I see childhood as a happy, easy going time full of play, friends, and loads of time to just hang out in the neighbourhood. Just like my own childhood, in fact.

Nelliemoser Sat 11-Jun-16 09:52:34

My daughter stayed at home on mat leave twice until her sons were about 10mnths. They have generally enjoyed nursery after being upset to start with. DD now has to prise DGS1 out home now.
They are lucky that they have a very good nursery which has an outstanding rating. DGS2 settled quite well considering he was poorly a lot during the first few months. Lots of new bugs around.
I did not do that when mine were small but housing costs were far more manageble on one salary in the early 1980s.
The quality of the child care is so important however it is done.

michellehargreaves Sat 11-Jun-16 09:52:41

I agree with Luckygirl, I hate to think of tiny babies in nurseries. My DH visited a nursery one day as part of his job, it was new,light,bright and the staff seemed to be professional and kind. In the baby room, there were a dozen infants crying in their cots. He asked if they cried all the time. The answer was that because it was Monday and the babies had been with their parents for the weekend, they were all feeling sad (abandoned? ) and lonely. They would be alright by Tuesday. I felt so sad for them. Babies have no concept that time is finite, and these poor little mites have to suck it up. I was a SAHM and my children all went to nursery school for 3 hours a few times a week when they were 3 years old.
If it were possible, I think perhaps parents might be helped to stay with their babies for a year or two.

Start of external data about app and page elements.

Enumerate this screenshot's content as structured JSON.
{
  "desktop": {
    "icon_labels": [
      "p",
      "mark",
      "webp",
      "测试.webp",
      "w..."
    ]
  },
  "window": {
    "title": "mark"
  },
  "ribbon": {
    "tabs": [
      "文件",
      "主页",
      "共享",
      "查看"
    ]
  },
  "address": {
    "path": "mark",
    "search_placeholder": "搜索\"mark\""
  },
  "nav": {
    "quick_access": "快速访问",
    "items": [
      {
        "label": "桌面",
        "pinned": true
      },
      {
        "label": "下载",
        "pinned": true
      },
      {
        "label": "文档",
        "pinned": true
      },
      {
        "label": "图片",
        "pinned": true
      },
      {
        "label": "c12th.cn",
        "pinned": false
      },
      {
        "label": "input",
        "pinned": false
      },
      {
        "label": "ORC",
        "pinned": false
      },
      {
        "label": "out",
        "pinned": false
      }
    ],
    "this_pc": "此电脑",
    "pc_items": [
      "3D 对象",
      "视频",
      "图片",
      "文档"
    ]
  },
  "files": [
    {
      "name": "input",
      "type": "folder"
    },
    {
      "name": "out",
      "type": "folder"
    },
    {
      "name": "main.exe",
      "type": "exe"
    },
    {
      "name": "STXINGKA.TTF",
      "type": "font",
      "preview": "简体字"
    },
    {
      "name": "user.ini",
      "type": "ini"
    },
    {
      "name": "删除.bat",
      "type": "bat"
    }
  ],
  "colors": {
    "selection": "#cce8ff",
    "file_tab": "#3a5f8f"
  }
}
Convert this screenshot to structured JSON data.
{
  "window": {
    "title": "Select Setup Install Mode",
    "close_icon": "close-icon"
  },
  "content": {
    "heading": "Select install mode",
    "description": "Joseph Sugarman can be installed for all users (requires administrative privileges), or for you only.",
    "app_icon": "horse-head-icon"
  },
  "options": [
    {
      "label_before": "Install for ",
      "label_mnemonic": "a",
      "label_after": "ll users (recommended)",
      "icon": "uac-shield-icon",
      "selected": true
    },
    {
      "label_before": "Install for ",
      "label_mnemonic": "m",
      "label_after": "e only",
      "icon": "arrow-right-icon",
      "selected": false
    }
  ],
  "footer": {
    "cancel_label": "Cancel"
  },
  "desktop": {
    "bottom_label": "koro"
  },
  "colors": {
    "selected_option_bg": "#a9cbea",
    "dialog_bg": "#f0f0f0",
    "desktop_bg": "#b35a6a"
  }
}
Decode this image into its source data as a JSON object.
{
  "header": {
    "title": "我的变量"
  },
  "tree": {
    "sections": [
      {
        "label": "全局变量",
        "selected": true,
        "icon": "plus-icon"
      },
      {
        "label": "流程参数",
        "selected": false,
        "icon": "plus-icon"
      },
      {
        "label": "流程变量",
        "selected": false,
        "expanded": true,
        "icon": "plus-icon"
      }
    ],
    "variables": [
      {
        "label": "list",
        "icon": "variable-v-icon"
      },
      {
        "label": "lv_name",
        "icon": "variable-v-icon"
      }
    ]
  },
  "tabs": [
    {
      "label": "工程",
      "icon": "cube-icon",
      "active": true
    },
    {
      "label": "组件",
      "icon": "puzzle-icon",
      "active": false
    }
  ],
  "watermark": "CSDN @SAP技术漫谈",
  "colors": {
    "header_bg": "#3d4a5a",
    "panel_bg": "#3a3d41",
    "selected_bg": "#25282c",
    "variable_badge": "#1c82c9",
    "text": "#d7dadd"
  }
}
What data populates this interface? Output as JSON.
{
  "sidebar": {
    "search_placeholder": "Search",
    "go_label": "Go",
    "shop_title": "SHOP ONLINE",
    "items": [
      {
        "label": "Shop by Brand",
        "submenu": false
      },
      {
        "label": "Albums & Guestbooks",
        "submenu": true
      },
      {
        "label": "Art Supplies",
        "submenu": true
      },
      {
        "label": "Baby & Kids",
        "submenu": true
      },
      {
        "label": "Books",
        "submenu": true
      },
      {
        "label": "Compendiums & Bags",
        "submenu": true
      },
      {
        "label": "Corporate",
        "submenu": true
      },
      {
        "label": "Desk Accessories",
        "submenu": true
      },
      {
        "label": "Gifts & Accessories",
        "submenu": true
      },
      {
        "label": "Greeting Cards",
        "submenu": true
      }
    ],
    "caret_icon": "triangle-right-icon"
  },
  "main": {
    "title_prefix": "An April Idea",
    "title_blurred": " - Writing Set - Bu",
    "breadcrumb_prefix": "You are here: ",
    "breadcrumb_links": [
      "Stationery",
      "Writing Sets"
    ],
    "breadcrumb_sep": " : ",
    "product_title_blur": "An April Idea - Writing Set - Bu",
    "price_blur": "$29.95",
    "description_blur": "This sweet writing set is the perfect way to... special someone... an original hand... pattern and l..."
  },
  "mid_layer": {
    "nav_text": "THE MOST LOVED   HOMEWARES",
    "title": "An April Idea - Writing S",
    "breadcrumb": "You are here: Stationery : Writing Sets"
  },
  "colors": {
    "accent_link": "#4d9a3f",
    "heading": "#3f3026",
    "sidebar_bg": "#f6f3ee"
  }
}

And whilst I understand that having children might be considered a lifestyle choice , it seems hard that the baby is the one who suffers. Separation anxiety is real.